Sexual violence persists

On the ground, women’s groups are concerned that the stations are not reaching some of the most vulnerable victims, in particular sexual violence survivors.

“Women are terrified of testifying,” said Kavita Krishnan, secretary of the All India Progressive Women’s Association. “They don’t feel comfortable coming forward because they are living among their attackers and police are standing with them.”

Two recent cases have raised fresh questions about police failures.

In July, a Dalit student in Haryana said that she was raped by the same five men who had sexually assaulted her three years earlier apparently in retaliation at her pursuing criminal charges against them.

A month later, two other women were gang raped in the state. Following protests against Chief Minister Manohar Lal Khattar referring to it as a “trivial issue” and allegations of police inaction, the state government handed the case to the Central Bureau of Investigation.

Incidents such as these reveal all-women police stations as “a cosmetic exercise", said Krishnan, arguing that they do not address the deep-seated sexism in Indian institutions that prevent women from accessing justice.

Reaching the most vulnerable?

At the Haryana police headquarters in Panchkula, a senior officer then overseeing the women’s police stations admitted that they were at a nascent stage.

“They’re not perfect right now,” said K Selvaraj. “But the aim is to empower women, to make them more confident to approach police without hesitation.”

The Haryana Police would not provide a breakdown of cases registered by the all-women police stations but Selvaraj said most complaints were about “matrimonial disputes” – anything from the most grievous domestic violence to reports of extra-marital affairs.

“Our primary objective is to ensure matrimonial harmony,” Selvaraj emphasised. “A criminal case is the last resort.”

For some experts, a focus on salvaging family ties can sometimes be a barrier to justice.

“Women don’t usually come to the police station after just one incident,” said Balwant Singh, from the Tata Institute of Social Sciences, whose research focuses on gender crimes. “The focus should be on stopping any violence and what the woman wants.”

He added that a perception of women’s stations as a place to solve marital problems might be preventing victims of sexual crime from coming forward.

In Ambala, a city 41 km from Panchkula, Assistant Commissioner of Police Pankhuri Kumar said outreach work was helping her all-women police station expose more sensitive issues such as incest and rape within extended families.

A major challenge is unravelling fact from fiction, said Yadav, head of the Gurgaon all-women police station.
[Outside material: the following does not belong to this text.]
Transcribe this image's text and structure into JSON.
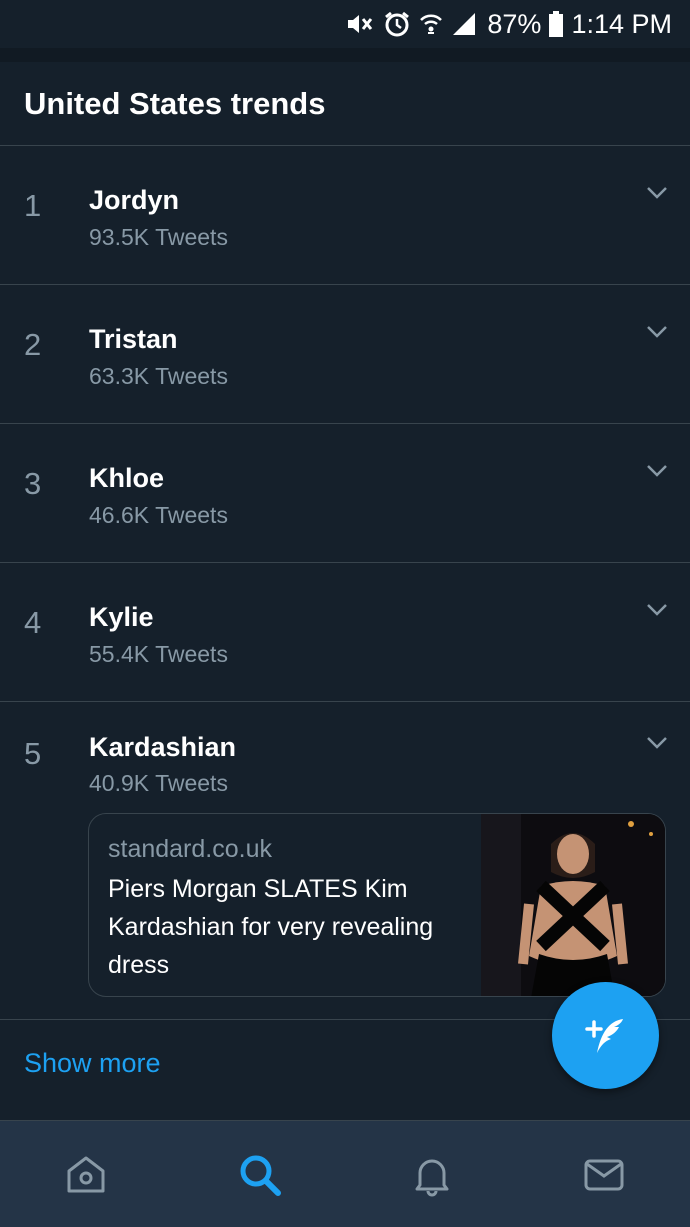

Parents, for instance, are known to file false accusations of rape against men their daughters have eloped with as older generations resist changing social mores.

“Still, even if in a 100 we are getting five genuine cases, that makes it worthwhile,” said Yadav. “That means people are coming up.”

Preeti Jha is a freelance journalist. Her Twitter handle is @PreetiJha.